E. Executive Order 13132: Federalism

    This action does not have federalism implications. It will not have 
substantial direct effects on the states, on the relationship between 
the national government and the states, or on the distribution of power 
and responsibilities among the various levels of government.

[[Page 53311]]

F. Executive Order 13175: Consultation and Coordination With Indian 
Tribal Governments

    This action does not have tribal implications as specified in 
Executive Order 13175. It will not have substantial direct effects on 
tribal governments. Thus, Executive Order 13175 does not apply to this 
rule.

G. Executive Order 13045: Protection of Children From Environmental 
Health Risks and Safety Risks

    This action is not subject to Executive Order 13045 because it is 
not economically significant as defined in Executive Order 12866, and 
because EPA does not believe the environmental health or safety risks 
addressed by this action present a disproportionate risk to children 
because it proposes to disapprove a state rule.

H. Executive Order 13211: Actions Concerning Regulations That 
Significantly Affect Energy Supply, Distribution or Use

    This action is not subject to Executive Order 13211, because it is 
not a significant regulatory action under Executive Order 12866.

I. National Technology Transfer and Advancement Act (NTTAA)

    This rulemaking does not involve technical standards.

J. Executive Order 12898: Federal Actions to Address Environmental 
Justice in Minority Populations and Low-Income Populations

    EPA believes the human health or environmental risk addressed by 
this action will not have potential disproportionately high and adverse 
human health or environmental effects on minority, low-income or 
indigenous populations.
Congressional Review Act
    The Congressional Review Act, 5 U.S.C. 801 et seq., as added by the 
Small Business Regulatory Enforcement Fairness Act of 1996, generally 
provides that before a rule may take effect, the agency promulgating 
the rule must submit a rule report, which includes a copy of the rule, 
to each House of the Congress and to the Comptroller General of the 
United States.

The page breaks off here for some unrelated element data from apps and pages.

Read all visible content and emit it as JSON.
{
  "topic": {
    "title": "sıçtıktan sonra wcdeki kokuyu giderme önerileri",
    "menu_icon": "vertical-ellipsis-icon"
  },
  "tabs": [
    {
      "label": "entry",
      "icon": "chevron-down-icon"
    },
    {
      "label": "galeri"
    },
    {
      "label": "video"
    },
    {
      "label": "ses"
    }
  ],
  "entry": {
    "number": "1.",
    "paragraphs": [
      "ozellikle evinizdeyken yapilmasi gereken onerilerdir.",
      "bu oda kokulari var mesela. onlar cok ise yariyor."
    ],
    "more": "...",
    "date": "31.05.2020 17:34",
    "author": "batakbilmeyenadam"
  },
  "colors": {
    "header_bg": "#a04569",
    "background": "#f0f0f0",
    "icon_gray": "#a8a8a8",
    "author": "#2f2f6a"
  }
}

EPA will submit a report containing this rule and other 
required information to the U.S. Senate, the U.S. House of 
Representatives, and the Comptroller General of the United States prior 
to publication of the rule in the Federal Register. A major rule cannot 
take effect until 60 days after it is published in the Federal 
Register. This action is not a ``major rule'' as defined by 5 U.S.C. 
804(2).
    Under section 307(b)(1) of the CAA, petitions for judicial review 
of this action must be filed in the United States Court of Appeals for 
the appropriate circuit by October 11, 2016. Filing a petition for 
reconsideration by the Administrator of this final rule does not affect 
the finality of this rule for the purposes of judicial review nor does 
it extend the time within which a petition for judicial review may be 
filed, and shall not postpone the effectiveness of such rule or action. 
This action may not be challenged later in proceedings to enforce its 
requirements. (See section 307(b)(2).)

List of Subjects in 40 CFR Part 52

    Environmental protection, Air pollution control, Incorporation by 
reference, Intergovernmental relations, Ozone.

    Dated: August 1, 2016.
Robert A. Kaplan,
Acting Regional Administrator, Region 5.

    40 CFR part 52 is amended as follows:

PART 52--APPROVAL AND PROMULGATION OF IMPLEMENTATION PLANS

0
1. The authority citation for part 52 continues to read as follows:

    Authority:  42 U.S.C. 7401 et seq.


0
2. Section 52.2591 is amended by revising paragraph (g) to read as 
follows:


Sec.  52.2591  Section 110(a)(2) infrastructure requirements.

* * * * *
    (g) Approval--In a June 20, 2013, submission with a January 28, 
2015, clarification, Wisconsin certified that the state has satisfied 
the infrastructure SIP requirements of section 110(a)(2)(A) through 
(H), and (J) through (M) for the 2008 ozone NAAQS. For 
110(a)(2)(D)(i)(I), we are approving prong one and disapproving prong 
two. We are not taking action on the prevention of significant 
deterioration requirements related to section 110(a)(2)(C), (D)(i)(II), 
and (J) and the state board requirements of (E)(ii). We will address 
these requirements in a separate action.
* * * * *
[FR Doc. 2016-19025 Filed 8-11-16; 8:45 am]
 BILLING CODE 6560-50-P